from it the solar systems appertaining to (according to Mädler) at least twenty million stars, the gradual extinction of which is likewise certain. How did this transformation take place? We know just as little as [the astro-physicist] Father Secchi knows whether the future caput mortuum of our solar system will once again be converted into the raw material of a new solar system. But here either we must have recourse to a creator, or we are forced to the conclusion that the incandescent raw material for the solar system of our universe was produced in a natural way by transformations of motion which are by nature inherent in moving matter, and the conditions of which therefore also must be reproduced by matter, even if only after millions and millions of years and more or less by chance but with the necessity that is also inherent in chance.”
Dialectics of Nature, p51
Leaving aside the exact terminology of ‘matter’ and ‘motion’, most scientists would not deny the main thrust behind such speculation, which is that whatever substratum gave rise to our universe, the processes are natural and are likely to reoccur. The difference is that scientists today do not take for granted that any newly emerging universe needs to have the same physical constants, so that it may not be comprised of energy, matter, space and time in the same way that our universe is.

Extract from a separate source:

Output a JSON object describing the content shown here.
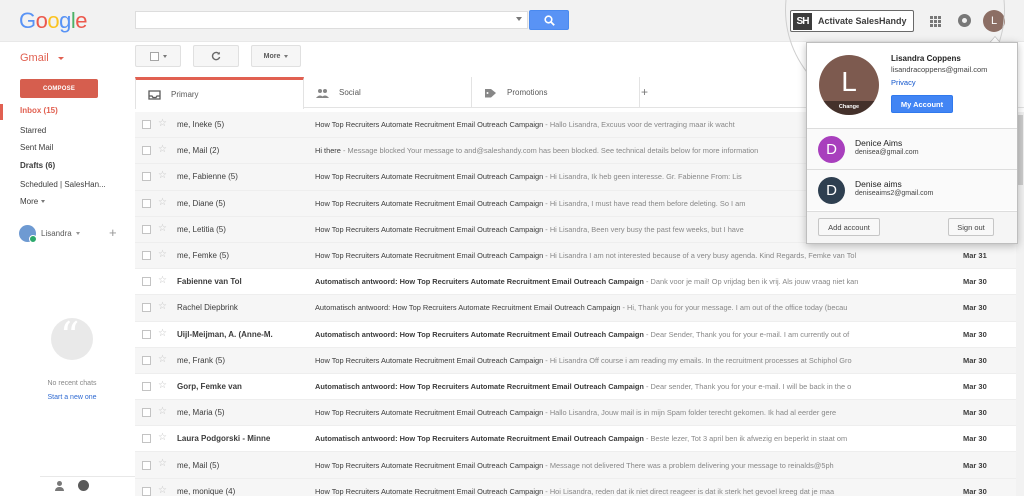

Does Engels’ approach not show that Woods’ scheme has no history in time? That there we find just an endless repetition: “only galaxies and more galaxies stretching out to infinity”?
And does not Engels also see that there are processes going on inside these stars? That they and the galaxies they inhabit are consuming and changing their elemental constituent atoms, so that they must have a history in time? This history is written in the current make-up of the elements (for instance hydrogen, helium, oxygen, carbon, nitrogen, silicon, calcium, and iron) found in stars, which can be detected in their light. It tells us whether they are first generation stars, or stars that are consuming in part the remnants of a previous generation of stars. Observation can in practice tell how old galaxies are. How could an infinite universe be a never-ending replication of our current state - galaxies stretching to infinity? Would this not be a rather static viewpoint?
Woods poses a challenge, which might as well be directed at Engels: “The problem is: how to get from nothing to something? If one is religiously minded, there is no problem; God created the universe from nothing.” (p210)
In his notes, Engels quotes Angelo Secchi without comment:
“Secchi (p 810) himself asks: When the sun and the whole system are
extinct, “are there forces in nature which can reconvert the dead system
into its original state of glowing nebula and reawaken it to new life?
We do not know.”
Dialectics of Nature, p367, quoting from Secchi’s book Die Sonne
Engels’ reply in general terms is the same reply that modern science and materialist scientists generally give: “we do not know”, although there are many interesting possibilities. (Undoubtedly, there are some scientists who, despite investigating materialist reality, hold religious beliefs and in some cases support ‘creationist’ theories.) But Woods forgets that coming in to being and passing away is one of the fundamental laws of dialectics. From what substratum, we do not know, but “Nature,” says Engels, “does not just exist, but comes into being and passes away.” (Dialectics of Nature, p38) From a purely dialectical point of view, this presents no problems.
Engels shows that dialectical materialism refuses to “conceive of the universe as infinite” except perhaps as an infinite process which is composed of the finite and, perhaps, is comprised of universes which come into being and will have an end.
But as for a cyclical universe, such as the theory that Woods endorsed in 2002, the infinite repetition of Big Bangs, Engels refutes it in advance – its authors, Steinhardt and Turok, now recognise their mistake here – when he says that:
“… in the last resort, Nature works dialectically and not metaphysically;
that she does not move in the eternal oneness of a perpetually recurring
circle, but goes through a real historical evolution.”
Socialism, Utopian and Scientific, Selected Works, p407